From the entries that follow, report every line in which "documents" occurs.

··· Given data ···

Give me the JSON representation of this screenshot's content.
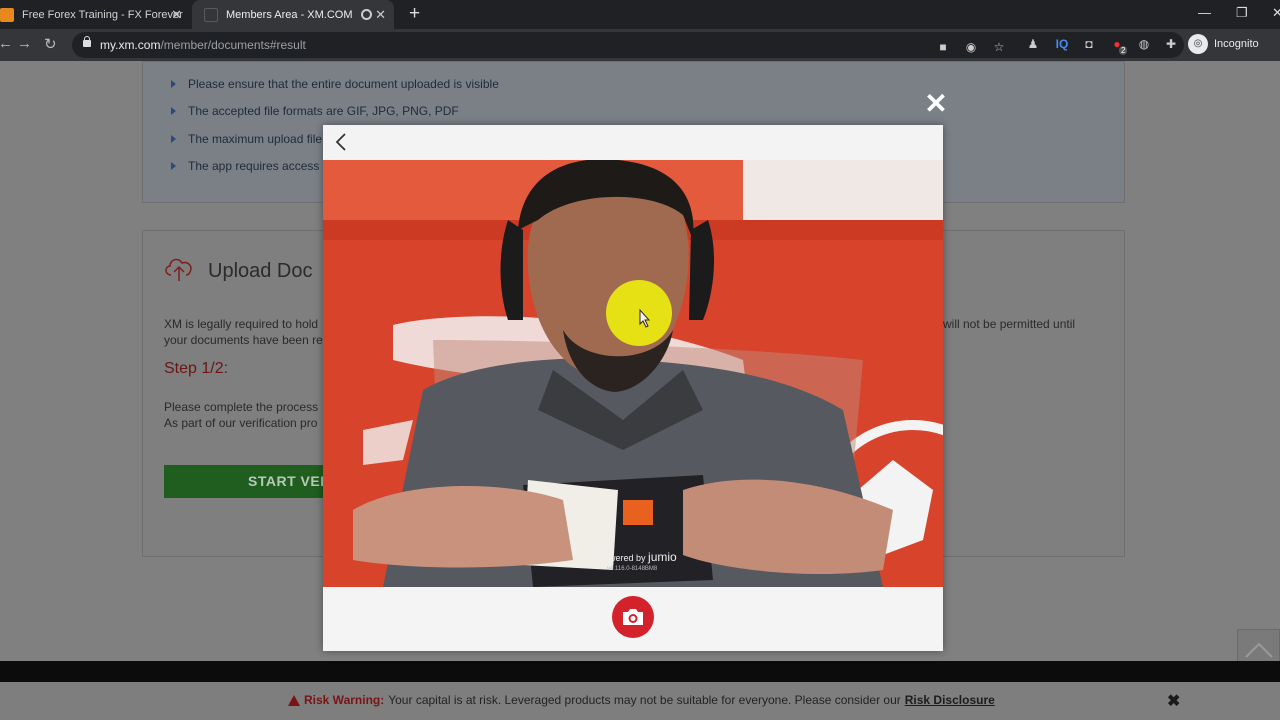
{
  "browser": {
    "tabs": [
      {
        "title": "Free Forex Training - FX Forever",
        "active": false
      },
      {
        "title": "Members Area - XM.COM",
        "active": true
      }
    ],
    "url_host": "my.xm.com",
    "url_path": "/member/documents#result",
    "profile_label": "Incognito",
    "extension_badge": "2",
    "extension_iq": "IQ"
  },
  "page": {
    "bullets": [
      "Please ensure that the entire document uploaded is visible",
      "The accepted file formats are GIF, JPG, PNG, PDF",
      "The maximum upload file",
      "The app requires access"
    ],
    "upload_title": "Upload Doc",
    "legal_left_line1": "XM is legally required to hold",
    "legal_left_line2": "your documents have been re",
    "legal_right": "will not be permitted until",
    "step": "Step 1/2:",
    "complete_line1": "Please complete the process",
    "complete_line2": "As part of our verification pro",
    "start_button": "START VERIF"
  },
  "modal": {
    "close_symbol": "✕",
    "powered_by": "Powered by",
    "brand": "jumio",
    "version": "v4.116.0-8148BM8"
  },
  "risk": {
    "label": "Risk Warning:",
    "text": "Your capital is at risk. Leveraged products may not be suitable for everyone. Please consider our",
    "link": "Risk Disclosure",
    "close": "✖"
  },
  "colors": {
    "accent_red": "#d4222c",
    "risk_red": "#7a1414",
    "start_green": "#1f5e1f"
  }
}
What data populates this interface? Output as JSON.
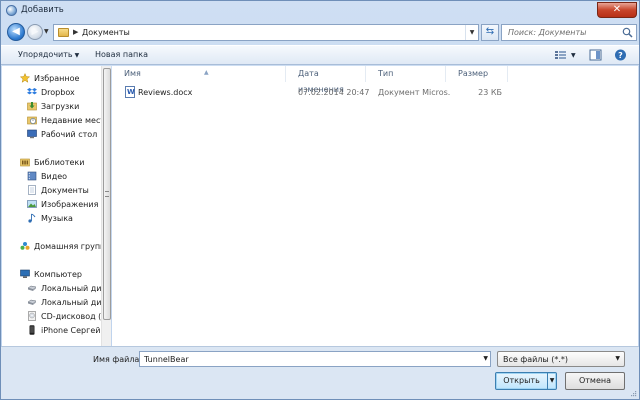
{
  "window": {
    "title": "Добавить",
    "close_label": "✕"
  },
  "nav": {
    "path_segment": "Документы",
    "search_placeholder": "Поиск: Документы"
  },
  "toolbar": {
    "organize_label": "Упорядочить",
    "new_folder_label": "Новая папка"
  },
  "sidebar": {
    "items": [
      {
        "label": "Избранное",
        "icon": "star-icon",
        "group": true
      },
      {
        "label": "Dropbox",
        "icon": "dropbox-icon"
      },
      {
        "label": "Загрузки",
        "icon": "downloads-icon"
      },
      {
        "label": "Недавние места",
        "icon": "recent-places-icon"
      },
      {
        "label": "Рабочий стол",
        "icon": "desktop-icon"
      },
      {
        "label": "Библиотеки",
        "icon": "libraries-icon",
        "group": true
      },
      {
        "label": "Видео",
        "icon": "video-icon"
      },
      {
        "label": "Документы",
        "icon": "documents-icon"
      },
      {
        "label": "Изображения",
        "icon": "pictures-icon"
      },
      {
        "label": "Музыка",
        "icon": "music-icon"
      },
      {
        "label": "Домашняя группа",
        "icon": "homegroup-icon",
        "group": true
      },
      {
        "label": "Компьютер",
        "icon": "computer-icon",
        "group": true
      },
      {
        "label": "Локальный диск",
        "icon": "local-disk-icon"
      },
      {
        "label": "Локальный диск",
        "icon": "local-disk-icon"
      },
      {
        "label": "CD-дисковод (F:)",
        "icon": "cd-drive-icon"
      },
      {
        "label": "iPhone Сергей",
        "icon": "iphone-icon"
      }
    ]
  },
  "filelist": {
    "columns": [
      "Имя",
      "Дата изменения",
      "Тип",
      "Размер"
    ],
    "rows": [
      {
        "name": "Reviews.docx",
        "modified": "07.02.2014 20:47",
        "type": "Документ Micros...",
        "size": "23 КБ"
      }
    ]
  },
  "footer": {
    "filename_label": "Имя файла:",
    "filename_value": "TunnelBear",
    "filetype_value": "Все файлы (*.*)",
    "open_label": "Открыть",
    "cancel_label": "Отмена"
  }
}
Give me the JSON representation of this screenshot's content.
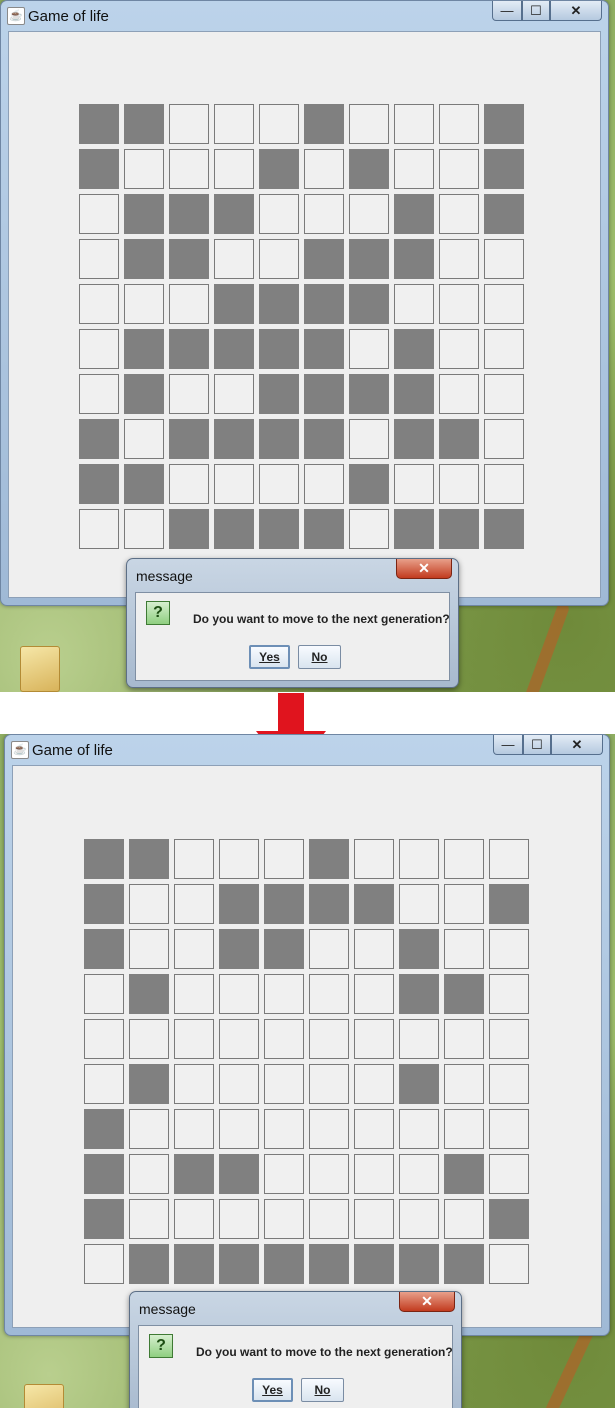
{
  "window": {
    "title": "Game of life",
    "buttons": {
      "minimize": "—",
      "maximize": "☐",
      "close": "✕"
    }
  },
  "dialog": {
    "title": "message",
    "close": "✕",
    "icon": "?",
    "message": "Do you want to move to the next generation?",
    "yes_label": "Yes",
    "no_label": "No"
  },
  "colors": {
    "alive": "#808080",
    "dead": "#f0f0f0",
    "arrow": "#e0141e"
  },
  "grids": {
    "before": [
      "1100010001",
      "1000101001",
      "0111000101",
      "0110011100",
      "0001111000",
      "0111110100",
      "0100111100",
      "1011110110",
      "1100001000",
      "0011110111"
    ],
    "after": [
      "1100010000",
      "1001111001",
      "1001100100",
      "0100000110",
      "0000000000",
      "0100000100",
      "1000000000",
      "1011000010",
      "1000000001",
      "0111111110"
    ]
  }
}
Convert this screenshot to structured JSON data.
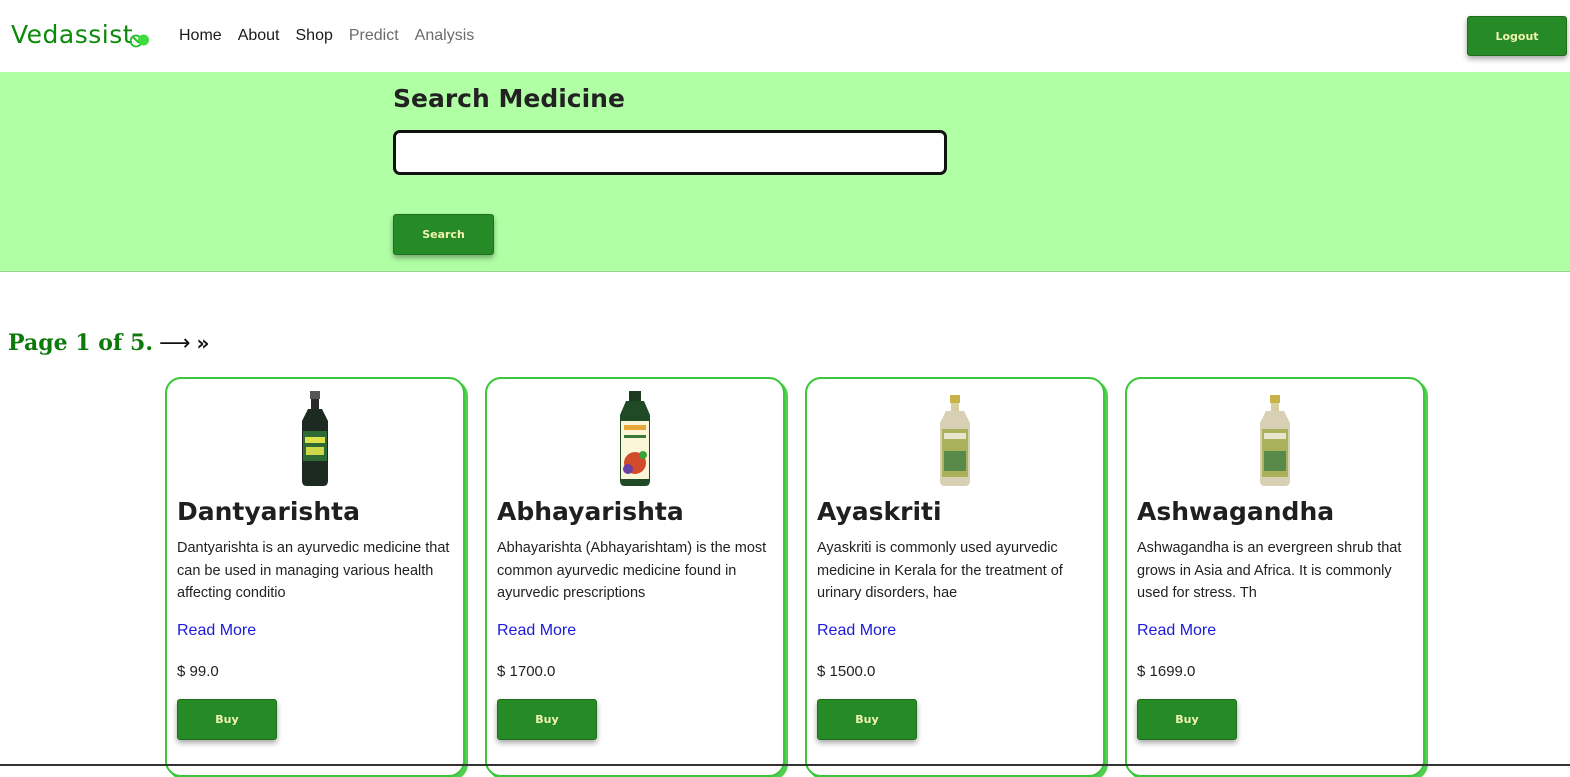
{
  "navbar": {
    "brand": "Vedassist",
    "brand_icon": "capsule-icon",
    "links": [
      {
        "label": "Home",
        "active": true
      },
      {
        "label": "About",
        "active": true
      },
      {
        "label": "Shop",
        "active": true
      },
      {
        "label": "Predict",
        "active": false
      },
      {
        "label": "Analysis",
        "active": false
      }
    ],
    "logout_label": "Logout"
  },
  "search": {
    "title": "Search Medicine",
    "input_value": "",
    "placeholder": "",
    "button_label": "Search"
  },
  "pagination": {
    "text": "Page 1 of 5.",
    "next_glyph": "⟶",
    "last_glyph": "»"
  },
  "products": [
    {
      "name": "Dantyarishta",
      "description": "Dantyarishta is an ayurvedic medicine that can be used in managing various health affecting conditio",
      "read_more": "Read More",
      "price": "$ 99.0",
      "buy_label": "Buy",
      "image": "dark-bottle-image"
    },
    {
      "name": "Abhayarishta",
      "description": "Abhayarishta (Abhayarishtam) is the most common ayurvedic medicine found in ayurvedic prescriptions",
      "read_more": "Read More",
      "price": "$ 1700.0",
      "buy_label": "Buy",
      "image": "green-bottle-image"
    },
    {
      "name": "Ayaskriti",
      "description": "Ayaskriti is commonly used ayurvedic medicine in Kerala for the treatment of urinary disorders, hae",
      "read_more": "Read More",
      "price": "$ 1500.0",
      "buy_label": "Buy",
      "image": "amber-bottle-image"
    },
    {
      "name": "Ashwagandha",
      "description": "Ashwagandha is an evergreen shrub that grows in Asia and Africa. It is commonly used for stress. Th",
      "read_more": "Read More",
      "price": "$ 1699.0",
      "buy_label": "Buy",
      "image": "amber-bottle-image"
    }
  ],
  "colors": {
    "brand": "#0b8a0b",
    "search_band": "#b0ffa5",
    "button": "#268a26",
    "button_text": "#f0f5b0",
    "card_border": "#3cc63c",
    "link": "#1a1adc"
  }
}
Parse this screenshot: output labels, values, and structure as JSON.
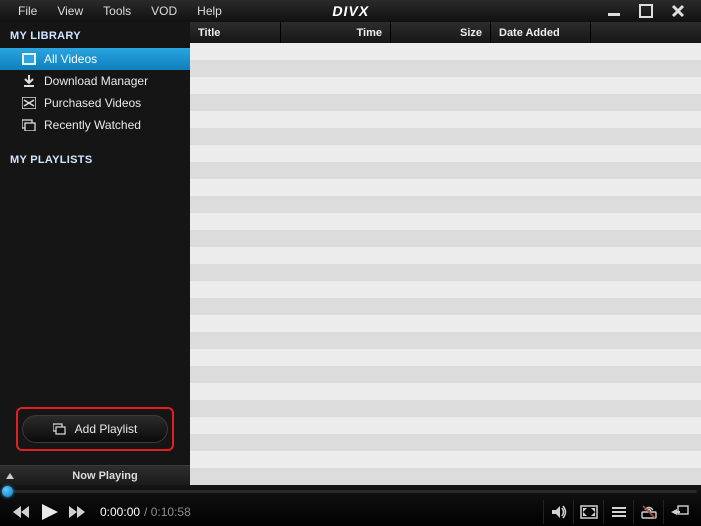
{
  "menu": {
    "items": [
      "File",
      "View",
      "Tools",
      "VOD",
      "Help"
    ]
  },
  "logo": "DIVX",
  "sidebar": {
    "library_header": "MY LIBRARY",
    "playlists_header": "MY PLAYLISTS",
    "items": [
      {
        "label": "All Videos"
      },
      {
        "label": "Download Manager"
      },
      {
        "label": "Purchased Videos"
      },
      {
        "label": "Recently Watched"
      }
    ],
    "add_playlist_label": "Add Playlist"
  },
  "now_playing": {
    "label": "Now Playing"
  },
  "columns": {
    "title": "Title",
    "time": "Time",
    "size": "Size",
    "date": "Date Added"
  },
  "player": {
    "elapsed": "0:00:00",
    "duration": "0:10:58",
    "separator": " / "
  }
}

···

### [Exercise output]
    "url_path": "/member/documents#result",
    "legal_left_line2": "your documents have been re",
        "icon": "documents-icon"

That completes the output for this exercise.